Vaginal Atrophy

Download PDFs  

Christine Burt Solorzono, MD, PHD

Additional Resources
Menopause Map
Mayo Clinic

The endocrine system is a network of glands and organs that produce, store, and secrete hormones. These hormones are very important for a woman’s health especially during the years when she might become pregnant. Sometimes called “the change,” menopause is the time, around age 50, when a woman’s ovaries produce fewer hormones and she stops having a monthly period. Menopause takes place gradually over four or five years. A woman may experience a number of uncomfortable symptoms during this time, including vaginal dryness.

What is vaginal atrophy?

Vaginal atrophy (also referred to as vulvovaginal atrophy, urogenital atrophy, or atrophic vaginitis) is a condition in which the lining of the vagina becomes thinner and drier. This condition can lead to vaginal and urinary tract problems.

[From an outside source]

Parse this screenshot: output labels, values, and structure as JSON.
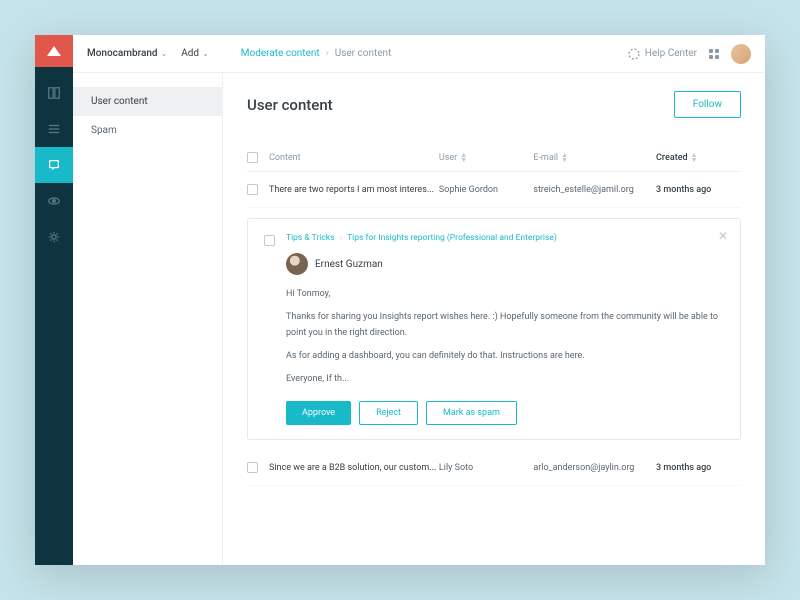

A drop in estrogen, a female sex hormone, causes the vagina to become dryer and more fragile. This is the leading cause of vaginal atrophy. A drop in estrogen levels may occur:

  • During perimenopause (the years leading up to menopause)
  • After menopause
  • When breastfeeding
  • When taking certain medications
  • If you smoke
  • After surgical removal of both ovaries
  • After radiation therapy for ovarian or uterine cancer
  • As a side effect of breast cancer treatment

What are the symptoms of vaginal atrophy?

You may have no symptoms at all. or you may have:

  • Vaginal dryness
  • Itching or burning feelings in your vagina
  • Discolored and unpleasant smelling, or copious vaginal mucous
  • Decreased lubrication, discomfort, or pain during sexual intercourse/li>
  • Light bleeding after intercourse or random vaginal spotting
  • Burning sensation when you urinate (pass water)
  • Frequent, strong urges to urinate (overactive bladder)
  • Urinary incontinence (unintended release of urine)

Vaginal atrophy can cause vaginal and urinary tract infections (UTIs).

Sexual activity is a very important part of overall health? The vaginal dryness often associated with vaginal atrophy usually becomes worse with a lack of sexual activity. Sex stimulates blood flow in the vagina and aids in the production of vaginal fluids. So, sex actually keeps the vagina lubricated and healthy.

  • About 50% of post-menopausal women experience vaginal atrophy symptoms, including irritation and dryness
  • Only about 7% seek treatment at the first sign of symptoms
  • 1 in 4 women with vaginal atrophy report that it has a negative effect on other areas of their life, including sleep, sexual health, and general enjoyment

Source: National Center for Biotechnology Information

How is vaginal atrophy diagnosed?

Your medical provider will ask about your symptoms and do a pelvic exam to look at the appearance of your vagina. Your medical provider also may test a urine sample, perform a Pap test or ultrasound, and/or measure blood estrogen levels.

What are the treatment options?

For many woman, non-prescription (over-the-counter) treatments can help, especially if symptoms are mild. Your healthcare provider may recommend vaginal lubricants or vaginal moisturizers that you can use, especially during sexual activity.

Prescription treatments include low-dose estrogen therapies, including:

  • Estrogen cream placed in the vagina at bedtime
  • Estrogen ring, a soft, flexible ring inserted into the vagina every three months
  • Estrogen tablet inserted into the vagina with a disposable applicator
  • Systemic estrogen, also known as hormone therapy, available in a pill, patch, gel, or spray form
  • Ospemifene, an oral, non-estrogen medication

Depending on the treatment, there may be health risks that you’ll want to discuss with your healthcare provider.

Questions to ask your doctor

  • Is my condition temporary or long-term?
  • Are there non-prescription (over-the-counter) treatments that might help?
  • What are some other ways to treat my condition?
  • What are the risks and benefits of my treatment options?

The development of this resource was made from the generous support of our sponsor TherapeuticsMD.

Edited: October 2017